If you’re looking to explore something new in the world of alcoholic libations — and why wouldn’t you be — then the second-annual Agave Fest Oakland is probably a can’t-fail destination.
Agave Fest is the brainchild of Chris Pastena, who owns and operates Calavera in Uptown, among other city eateries. About a decade ago, he took a deep dive into the world of mezcal, and embraced, he explained, how the spirit “invokes a sense of place.”
During a recent mezcal tasting at Calavera, which is hosting Agave Fest this week and through the weekend, we took a mini-tour of mezcal varietals.
It’s important, as Pastena pointed out, to “think of mezcal more in the world of wine.” This is because terroir comes into play in a big way. Specifically, mezcal is made with agave, and so a region’s soil, elevation, natural bacteria, water and so on all have an unique impact on the final product.
Consider: We first sampled Mezcal Vago, a mezcal distilled through corn, which imparted a aggressively high-octane and smokier character. Very tasty.
Next, a mezcal by El Jolgorio, which gave off smoother flavors of pine an juniper, an almost botanical profile, and a bit more experimental. This is a fascinating departure from the first mezcal.
And then, to finish, a “Vino De Mezcal” series bottle by Wahaka Mezcal. It’s profile stood in stark contrast to the previous tastings, what with its funky, fermented noise and dynamic smokey character. It is a remarkable sipping mezcal.
Indeed, all three bottles were completely unique.
Calavera’s Agave Fest is winding down this weekend, but there remain three very worth events:
Friday, April 21: A Tosba Mezcal tasting from 5pm to midnight
Saturday, April 22: a Neta Mezcal tasting, also 5pm to midnight

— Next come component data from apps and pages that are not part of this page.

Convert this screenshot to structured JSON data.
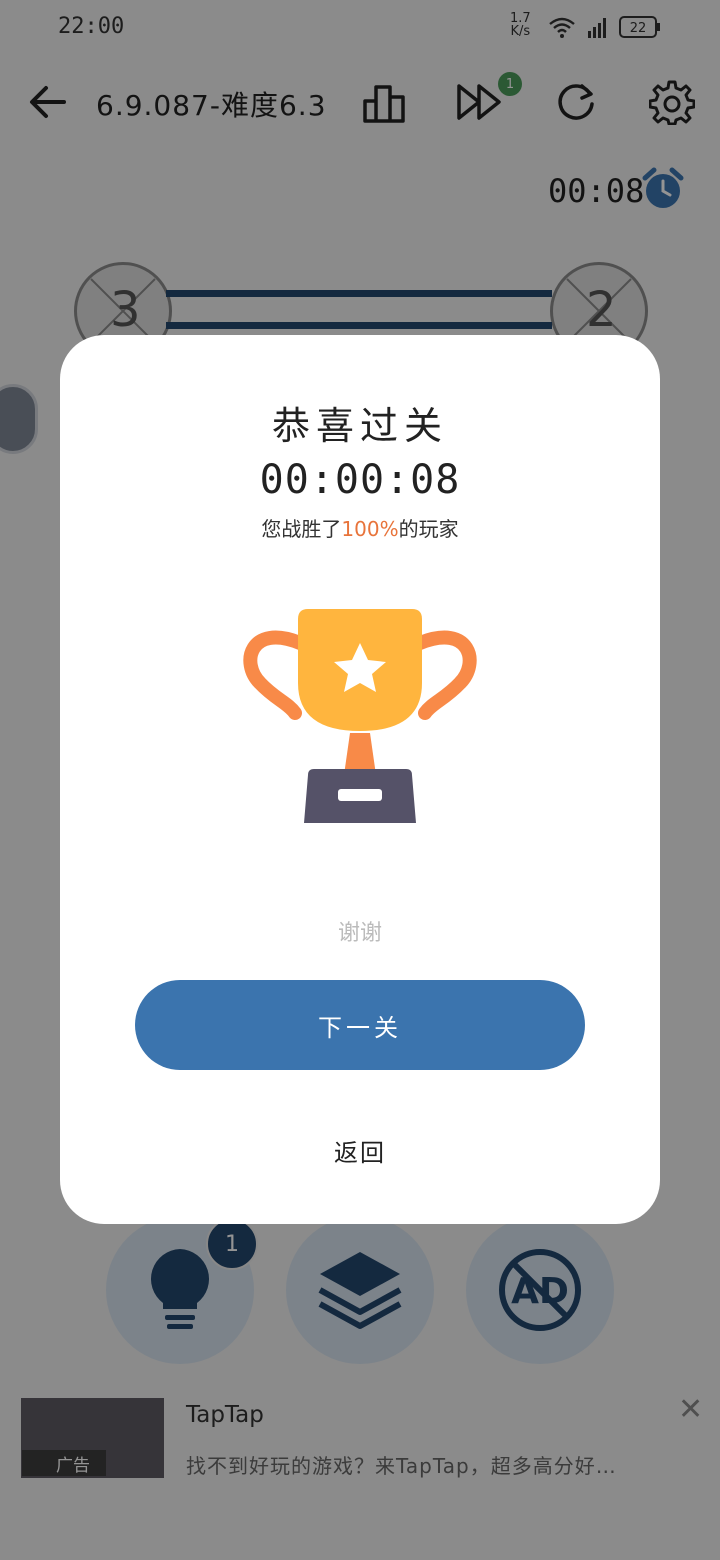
{
  "status_bar": {
    "time": "22:00",
    "net_speed_value": "1.7",
    "net_speed_unit": "K/s",
    "battery": "22"
  },
  "header": {
    "title": "6.9.087-难度6.3",
    "skip_badge": "1"
  },
  "timer": {
    "text": "00:08"
  },
  "board": {
    "left_digit": "3",
    "right_digit": "2"
  },
  "dialog": {
    "title": "恭喜过关",
    "time": "00:00:08",
    "beat_prefix": "您战胜了",
    "beat_percent": "100%",
    "beat_suffix": "的玩家",
    "thanks": "谢谢",
    "next_button": "下一关",
    "back_button": "返回"
  },
  "tools": {
    "hint_badge": "1"
  },
  "ad": {
    "label": "广告",
    "name": "TapTap",
    "description": "找不到好玩的游戏？来TapTap，超多高分好…"
  },
  "colors": {
    "accent": "#3b74ae",
    "navy": "#24476d",
    "orange": "#e8743b",
    "trophy_gold": "#ffb53e"
  }
}
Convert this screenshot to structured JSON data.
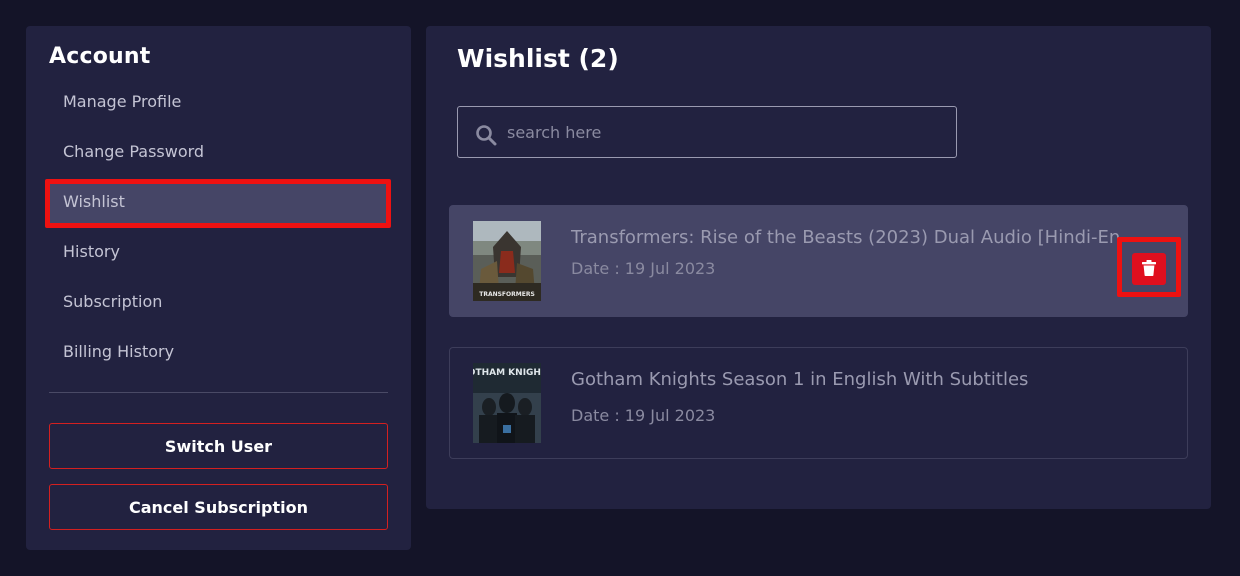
{
  "sidebar": {
    "title": "Account",
    "items": [
      {
        "label": "Manage Profile"
      },
      {
        "label": "Change Password"
      },
      {
        "label": "Wishlist"
      },
      {
        "label": "History"
      },
      {
        "label": "Subscription"
      },
      {
        "label": "Billing History"
      }
    ],
    "switch_user_label": "Switch User",
    "cancel_subscription_label": "Cancel Subscription"
  },
  "main": {
    "title": "Wishlist (2)",
    "search": {
      "placeholder": "search here"
    },
    "items": [
      {
        "title": "Transformers: Rise of the Beasts (2023) Dual Audio [Hindi-En",
        "date": "Date : 19 Jul 2023",
        "poster_caption": "TRANSFORMERS"
      },
      {
        "title": "Gotham Knights Season 1 in English With Subtitles",
        "date": "Date : 19 Jul 2023",
        "poster_caption": "GOTHAM KNIGHTS"
      }
    ]
  },
  "colors": {
    "background": "#141428",
    "panel": "#222240",
    "active_row": "#454566",
    "accent_red": "#e00f1e"
  }
}
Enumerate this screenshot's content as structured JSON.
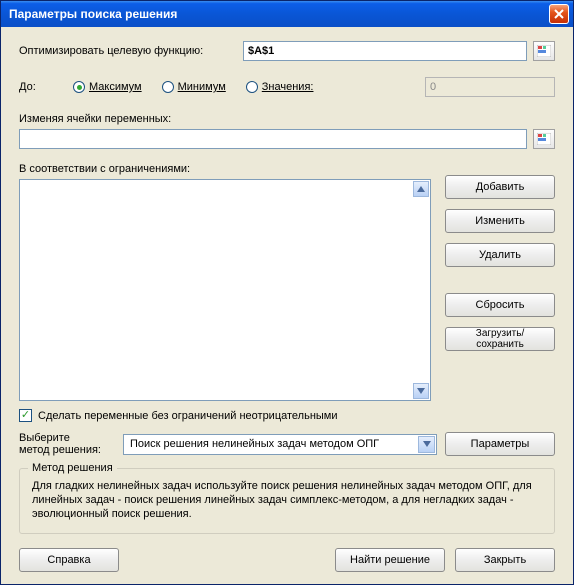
{
  "window": {
    "title": "Параметры поиска решения"
  },
  "objective": {
    "label": "Оптимизировать целевую функцию:",
    "value": "$A$1"
  },
  "to": {
    "label": "До:",
    "options": {
      "max": "Максимум",
      "min": "Минимум",
      "value": "Значения:"
    },
    "selected": "max",
    "value_input": "0"
  },
  "variables": {
    "label": "Изменяя ячейки переменных:",
    "value": ""
  },
  "constraints": {
    "label": "В соответствии с ограничениями:"
  },
  "side_buttons": {
    "add": "Добавить",
    "change": "Изменить",
    "delete": "Удалить",
    "reset": "Сбросить",
    "load_save": "Загрузить/сохранить"
  },
  "nonneg": {
    "checked": true,
    "label": "Сделать переменные без ограничений неотрицательными"
  },
  "method": {
    "label1": "Выберите",
    "label2": "метод решения:",
    "selected": "Поиск решения нелинейных задач методом ОПГ",
    "params_btn": "Параметры"
  },
  "method_group": {
    "title": "Метод решения",
    "text": "Для гладких нелинейных задач используйте поиск решения нелинейных задач методом ОПГ, для линейных задач - поиск решения линейных задач симплекс-методом, а для негладких задач - эволюционный поиск решения."
  },
  "bottom": {
    "help": "Справка",
    "solve": "Найти решение",
    "close": "Закрыть"
  }
}
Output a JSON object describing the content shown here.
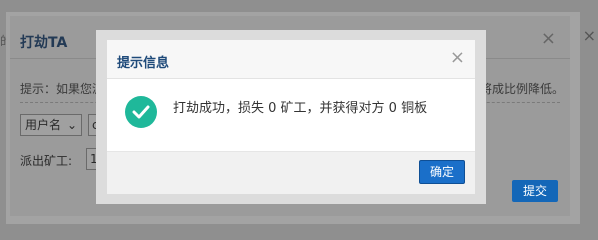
{
  "background_dialog": {
    "title": "打劫TA",
    "close_glyph": "×",
    "tip": "提示：如果您派",
    "tip_tail": "将成比例降低。",
    "select_value": "用户名",
    "select_caret": "⌄",
    "user_input_value": "cjc",
    "send_label": "派出矿工:",
    "send_value": "10",
    "submit_label": "提交"
  },
  "edge_fragments": {
    "left_fragment": "的",
    "right_fragment": "×"
  },
  "modal": {
    "title": "提示信息",
    "close_glyph": "×",
    "icon": "success-check-icon",
    "message": "打劫成功，损失 0 矿工，并获得对方 0 铜板",
    "confirm_label": "确定",
    "accent_color": "#1fb89a",
    "button_color": "#1a6fc9"
  }
}
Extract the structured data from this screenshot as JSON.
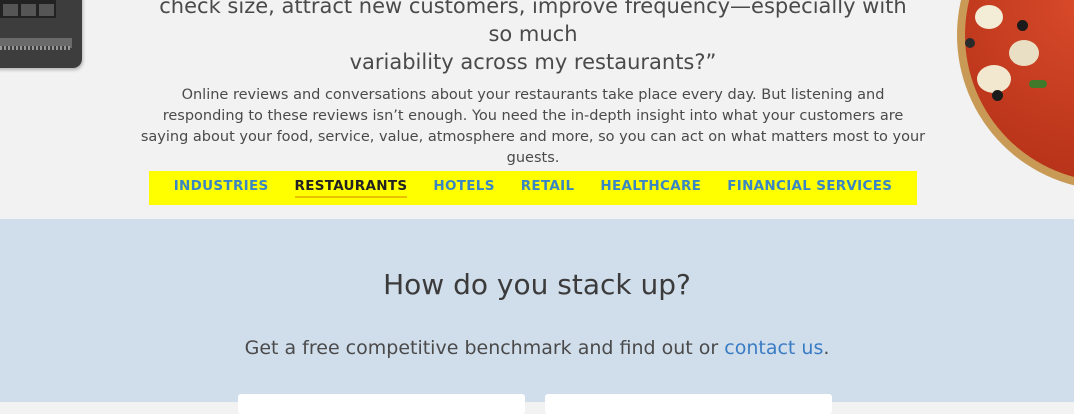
{
  "hero": {
    "quote_line1": "check size, attract new customers, improve frequency—especially with so much",
    "quote_line2": "variability across my restaurants?”",
    "paragraph": "Online reviews and conversations about your restaurants take place every day. But listening and responding to these reviews isn’t enough. You need the in-depth insight into what your customers are saying about your food, service, value, atmosphere and more, so you can act on what matters most to your guests."
  },
  "tabs": [
    {
      "label": "INDUSTRIES",
      "active": false
    },
    {
      "label": "RESTAURANTS",
      "active": true
    },
    {
      "label": "HOTELS",
      "active": false
    },
    {
      "label": "RETAIL",
      "active": false
    },
    {
      "label": "HEALTHCARE",
      "active": false
    },
    {
      "label": "FINANCIAL SERVICES",
      "active": false
    }
  ],
  "benchmark": {
    "title": "How do you stack up?",
    "subtitle_prefix": "Get a free competitive benchmark and find out or ",
    "link_text": "contact us",
    "subtitle_suffix": "."
  },
  "colors": {
    "tab_bar_bg": "#ffff00",
    "tab_link": "#3a86c4",
    "tab_active": "#222222",
    "section_bg": "#d0ddeb",
    "link": "#3a7cc4"
  },
  "icons": {
    "device": "terminal-device-image",
    "pizza": "pizza-image"
  }
}
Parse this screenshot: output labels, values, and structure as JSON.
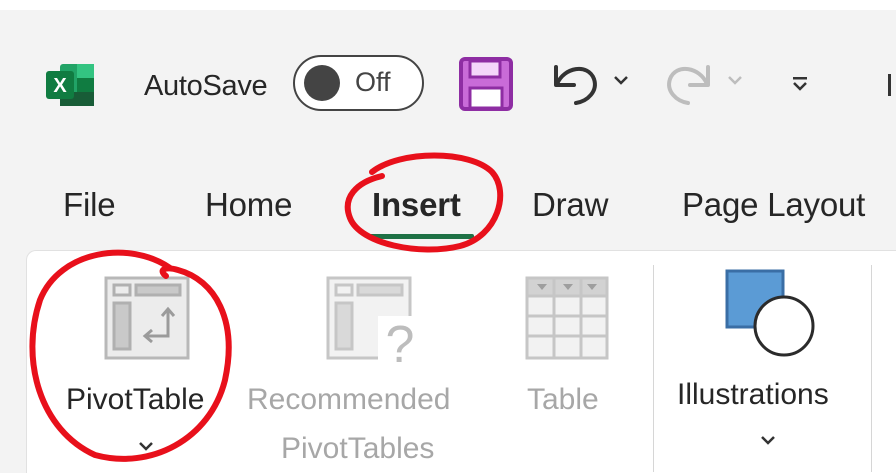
{
  "quick_access": {
    "app_icon": "excel-logo",
    "autosave_label": "AutoSave",
    "autosave_toggle_state": "Off",
    "icons": [
      "save-icon",
      "undo-icon",
      "undo-dropdown-chevron-icon",
      "redo-icon",
      "redo-dropdown-chevron-icon",
      "customize-qat-icon"
    ]
  },
  "tabs": [
    {
      "label": "File",
      "active": false
    },
    {
      "label": "Home",
      "active": false
    },
    {
      "label": "Insert",
      "active": true
    },
    {
      "label": "Draw",
      "active": false
    },
    {
      "label": "Page Layout",
      "active": false
    }
  ],
  "ribbon": {
    "pivottable": {
      "label": "PivotTable",
      "icon": "pivottable-icon",
      "enabled": true
    },
    "recommended": {
      "label_line1": "Recommended",
      "label_line2": "PivotTables",
      "icon": "recommended-pivottables-icon",
      "enabled": false
    },
    "table": {
      "label": "Table",
      "icon": "table-icon",
      "enabled": false
    },
    "illustrations": {
      "label": "Illustrations",
      "icon": "illustrations-shapes-icon",
      "enabled": true
    }
  },
  "colors": {
    "excel_green": "#1e7145",
    "active_tab_underline": "#1e7145",
    "save_icon_purple": "#b14fc5",
    "disabled_text": "#a7a7a7",
    "illustration_square": "#5b9bd5",
    "annotation_red": "#e8101b"
  }
}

Sunday, April 23: This is Pastena’s grand tasting, from 3-10pm, and the very reasonable $20 entry includes small bites and eight different mezcal samplings, plus deejay tunes.
See you Sunday.